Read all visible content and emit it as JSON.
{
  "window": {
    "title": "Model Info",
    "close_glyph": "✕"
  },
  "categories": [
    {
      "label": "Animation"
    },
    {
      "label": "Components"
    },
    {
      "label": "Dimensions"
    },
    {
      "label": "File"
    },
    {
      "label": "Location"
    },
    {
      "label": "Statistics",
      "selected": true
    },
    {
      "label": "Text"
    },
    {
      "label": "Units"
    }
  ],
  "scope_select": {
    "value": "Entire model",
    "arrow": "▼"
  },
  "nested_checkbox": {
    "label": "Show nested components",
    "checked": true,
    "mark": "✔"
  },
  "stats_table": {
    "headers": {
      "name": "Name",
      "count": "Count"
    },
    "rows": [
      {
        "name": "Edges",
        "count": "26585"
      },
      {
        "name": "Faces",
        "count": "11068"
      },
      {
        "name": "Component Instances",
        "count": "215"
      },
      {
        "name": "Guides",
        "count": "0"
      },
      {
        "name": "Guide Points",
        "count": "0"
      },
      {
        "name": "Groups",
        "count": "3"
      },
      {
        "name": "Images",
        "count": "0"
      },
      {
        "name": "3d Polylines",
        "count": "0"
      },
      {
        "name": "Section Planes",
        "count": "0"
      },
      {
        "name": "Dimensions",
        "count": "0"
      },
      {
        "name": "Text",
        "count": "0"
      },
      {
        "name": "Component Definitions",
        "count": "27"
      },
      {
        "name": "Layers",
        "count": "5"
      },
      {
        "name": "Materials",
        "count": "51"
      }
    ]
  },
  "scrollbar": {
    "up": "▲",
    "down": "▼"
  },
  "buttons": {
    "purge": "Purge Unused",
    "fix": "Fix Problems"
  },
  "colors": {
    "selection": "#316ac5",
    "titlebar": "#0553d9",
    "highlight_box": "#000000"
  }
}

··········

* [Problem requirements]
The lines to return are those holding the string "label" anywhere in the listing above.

* [Written reply]
      "label": "Animation"
      "label": "Components"
      "label": "Dimensions"
      "label": "File"
      "label": "Location"
      "label": "Statistics",
      "label": "Text"
      "label": "Units"
    "label": "Show nested components",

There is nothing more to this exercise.